Plastic manufacturers offer a wide variety of plastic fabrication and forming processes, and manufactured plastic products are available in an equally wide variety of different plastic materials.
All plastics can be placed into one of two categories: thermosets and thermoplastics. Thermosets are petrochemical derivatives that, once formed by heat forming processes, cannot be melted down and reformed. Thermoplastics are the opposite; when subject to heat and pressure, thermoplastics can be formed into almost any shape. Both kinds of plastic are popular throughout industry, commerce and in consumer products contexts. Plastic is less expensive and more versatile than metal, glass and wood in many applications; it is long lasting, temperature resistant and will not shatter if dropped on a hard surface.
It also fares well when exposed to moisture or abrasive chemicals. Common plastics used for manufacturing products include acrylic, nylon, polyester, polycarbonate, polystyrene, polyvinyl chloride, polyethylene and acrylonitrile butadiene styrene, all of which have different properties, limitations and benefits. Products manufactured from plastic come in most conceivable shapes and sizes, including flat, spherical, hollow and other complex shapes.
Most plastics are fabricated with the use of heat and automated machinery that is controlled by computer software, which eliminates the risk of human error. These machines are called CNC or CAD/CAM systems.
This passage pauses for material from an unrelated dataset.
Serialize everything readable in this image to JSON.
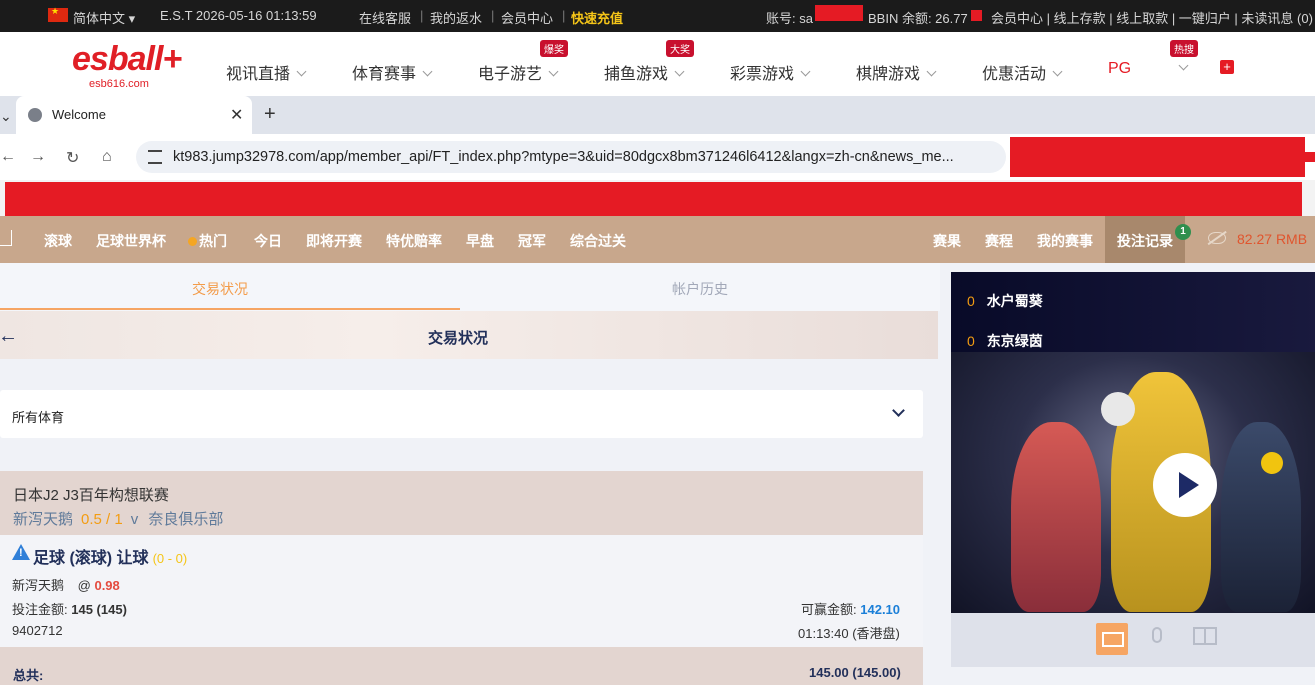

They are fast, produce high volumes of products and have a high degree of repeatability.
Plastic can be bent, stamped, cut, welded together, extruded, molded, engraved, milled, drilled or turned. These are divided into two main fabrication categories: molding and forming. Molding involves heating the plastic resin until it is soft or molten and either injecting it or placing it on a mold in the shape of the desired product. This method is mainly used for hollow or complex plastic products. Thermoforming, extruding and injection molding are all plastic manufacturing processes that work with molten plastic and a mold.
Sometimes pre-fabricated plastic shapes like sheets or tubes need further shaping and forming. They may be stamped by a ram with great force, bent, cut with lasers or a saw or engraved with text or design. Many plastic products require assembly. This is most likely done by welding multiple flat pieces of plastic together for designs too complicated to mold. Plastic tanks, tubing systems, containers and objects that form a 90º angle are often welded together with the use of heat, pressure and sometimes extra plastic material to help join the two separate pieces of plastic into one.